--- START ---

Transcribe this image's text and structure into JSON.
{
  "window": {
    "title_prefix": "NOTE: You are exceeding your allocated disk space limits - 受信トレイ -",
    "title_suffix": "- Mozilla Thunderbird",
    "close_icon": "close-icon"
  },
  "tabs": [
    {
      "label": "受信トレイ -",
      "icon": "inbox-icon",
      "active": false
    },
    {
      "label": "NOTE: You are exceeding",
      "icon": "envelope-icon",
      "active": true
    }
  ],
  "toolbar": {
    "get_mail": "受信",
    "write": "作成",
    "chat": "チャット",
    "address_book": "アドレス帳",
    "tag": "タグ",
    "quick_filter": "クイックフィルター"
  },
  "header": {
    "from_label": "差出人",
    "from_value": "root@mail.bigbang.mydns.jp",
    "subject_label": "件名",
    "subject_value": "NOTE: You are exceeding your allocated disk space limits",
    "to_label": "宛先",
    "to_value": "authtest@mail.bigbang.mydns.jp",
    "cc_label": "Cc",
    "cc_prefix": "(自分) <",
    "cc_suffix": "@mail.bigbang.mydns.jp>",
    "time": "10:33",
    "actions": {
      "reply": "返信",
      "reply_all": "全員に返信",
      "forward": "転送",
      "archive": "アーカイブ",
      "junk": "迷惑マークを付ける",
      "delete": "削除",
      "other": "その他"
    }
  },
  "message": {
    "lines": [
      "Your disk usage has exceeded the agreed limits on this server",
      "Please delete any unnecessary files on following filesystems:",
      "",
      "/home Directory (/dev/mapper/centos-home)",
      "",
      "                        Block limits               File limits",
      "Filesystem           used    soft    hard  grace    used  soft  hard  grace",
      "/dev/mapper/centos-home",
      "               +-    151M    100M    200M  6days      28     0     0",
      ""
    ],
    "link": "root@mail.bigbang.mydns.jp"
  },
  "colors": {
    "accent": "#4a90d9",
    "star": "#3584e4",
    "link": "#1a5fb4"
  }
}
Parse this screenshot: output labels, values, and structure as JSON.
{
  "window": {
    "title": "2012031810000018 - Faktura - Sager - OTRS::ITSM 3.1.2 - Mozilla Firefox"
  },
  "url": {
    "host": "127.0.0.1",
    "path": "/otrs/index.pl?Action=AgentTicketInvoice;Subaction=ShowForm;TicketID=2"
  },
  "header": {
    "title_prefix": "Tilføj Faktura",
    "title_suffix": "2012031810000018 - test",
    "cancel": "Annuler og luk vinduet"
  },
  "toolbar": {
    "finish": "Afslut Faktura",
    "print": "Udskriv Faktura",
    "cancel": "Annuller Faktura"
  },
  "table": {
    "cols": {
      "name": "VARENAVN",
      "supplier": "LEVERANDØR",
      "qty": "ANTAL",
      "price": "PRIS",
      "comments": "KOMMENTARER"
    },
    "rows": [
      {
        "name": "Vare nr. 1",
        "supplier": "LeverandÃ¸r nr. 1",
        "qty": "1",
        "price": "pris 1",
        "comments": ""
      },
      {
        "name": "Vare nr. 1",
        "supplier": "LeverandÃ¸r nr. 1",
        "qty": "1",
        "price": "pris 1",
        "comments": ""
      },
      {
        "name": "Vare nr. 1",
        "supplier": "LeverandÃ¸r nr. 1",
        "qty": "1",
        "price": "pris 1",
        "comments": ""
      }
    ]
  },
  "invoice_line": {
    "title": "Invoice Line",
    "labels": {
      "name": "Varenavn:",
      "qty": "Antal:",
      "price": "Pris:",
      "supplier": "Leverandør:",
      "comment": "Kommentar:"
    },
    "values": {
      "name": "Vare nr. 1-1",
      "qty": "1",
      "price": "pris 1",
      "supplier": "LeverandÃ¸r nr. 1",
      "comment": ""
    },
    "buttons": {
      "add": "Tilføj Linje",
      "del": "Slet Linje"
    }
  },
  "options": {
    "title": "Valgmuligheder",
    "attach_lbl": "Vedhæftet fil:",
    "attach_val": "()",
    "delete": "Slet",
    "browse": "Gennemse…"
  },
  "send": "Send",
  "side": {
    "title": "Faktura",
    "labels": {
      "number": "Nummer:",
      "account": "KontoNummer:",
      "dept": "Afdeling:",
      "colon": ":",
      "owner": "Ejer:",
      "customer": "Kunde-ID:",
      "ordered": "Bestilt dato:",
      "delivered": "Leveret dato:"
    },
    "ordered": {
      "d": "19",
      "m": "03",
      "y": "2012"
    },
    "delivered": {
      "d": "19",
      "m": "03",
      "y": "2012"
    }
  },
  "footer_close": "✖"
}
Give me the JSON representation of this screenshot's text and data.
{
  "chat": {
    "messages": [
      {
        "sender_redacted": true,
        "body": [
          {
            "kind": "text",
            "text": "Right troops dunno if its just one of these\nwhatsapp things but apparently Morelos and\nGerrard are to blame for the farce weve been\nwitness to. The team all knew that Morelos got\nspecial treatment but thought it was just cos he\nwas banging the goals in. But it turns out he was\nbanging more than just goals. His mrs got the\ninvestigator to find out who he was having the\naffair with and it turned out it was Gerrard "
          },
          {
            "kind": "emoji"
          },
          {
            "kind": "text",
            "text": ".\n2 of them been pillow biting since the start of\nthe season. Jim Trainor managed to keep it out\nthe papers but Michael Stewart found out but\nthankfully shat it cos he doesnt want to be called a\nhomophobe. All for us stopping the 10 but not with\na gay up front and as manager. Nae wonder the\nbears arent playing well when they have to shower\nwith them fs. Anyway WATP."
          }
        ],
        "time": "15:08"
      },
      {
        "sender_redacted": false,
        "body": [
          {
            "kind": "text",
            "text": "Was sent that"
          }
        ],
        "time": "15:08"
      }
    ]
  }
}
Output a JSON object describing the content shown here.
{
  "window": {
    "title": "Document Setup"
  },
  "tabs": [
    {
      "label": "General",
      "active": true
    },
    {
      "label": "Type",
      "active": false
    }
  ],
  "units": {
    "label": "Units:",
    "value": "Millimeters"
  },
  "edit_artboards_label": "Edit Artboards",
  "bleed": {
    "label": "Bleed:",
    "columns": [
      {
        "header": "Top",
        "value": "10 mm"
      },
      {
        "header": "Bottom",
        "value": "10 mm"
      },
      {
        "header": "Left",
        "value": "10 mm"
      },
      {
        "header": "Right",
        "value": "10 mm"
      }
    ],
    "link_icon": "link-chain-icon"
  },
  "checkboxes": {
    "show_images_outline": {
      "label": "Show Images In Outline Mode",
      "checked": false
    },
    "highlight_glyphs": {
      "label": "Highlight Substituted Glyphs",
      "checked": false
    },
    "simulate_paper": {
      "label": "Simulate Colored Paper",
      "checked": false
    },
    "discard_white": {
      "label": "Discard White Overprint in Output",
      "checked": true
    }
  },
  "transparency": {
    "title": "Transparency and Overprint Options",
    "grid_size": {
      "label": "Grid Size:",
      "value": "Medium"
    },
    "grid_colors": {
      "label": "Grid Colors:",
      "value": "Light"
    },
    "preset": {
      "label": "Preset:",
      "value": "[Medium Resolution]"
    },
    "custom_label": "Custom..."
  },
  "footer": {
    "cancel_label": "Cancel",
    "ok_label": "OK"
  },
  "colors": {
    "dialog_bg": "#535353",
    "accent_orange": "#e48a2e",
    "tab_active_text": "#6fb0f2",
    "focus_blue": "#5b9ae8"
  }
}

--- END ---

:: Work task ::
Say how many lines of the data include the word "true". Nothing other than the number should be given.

:: Answer space ::
4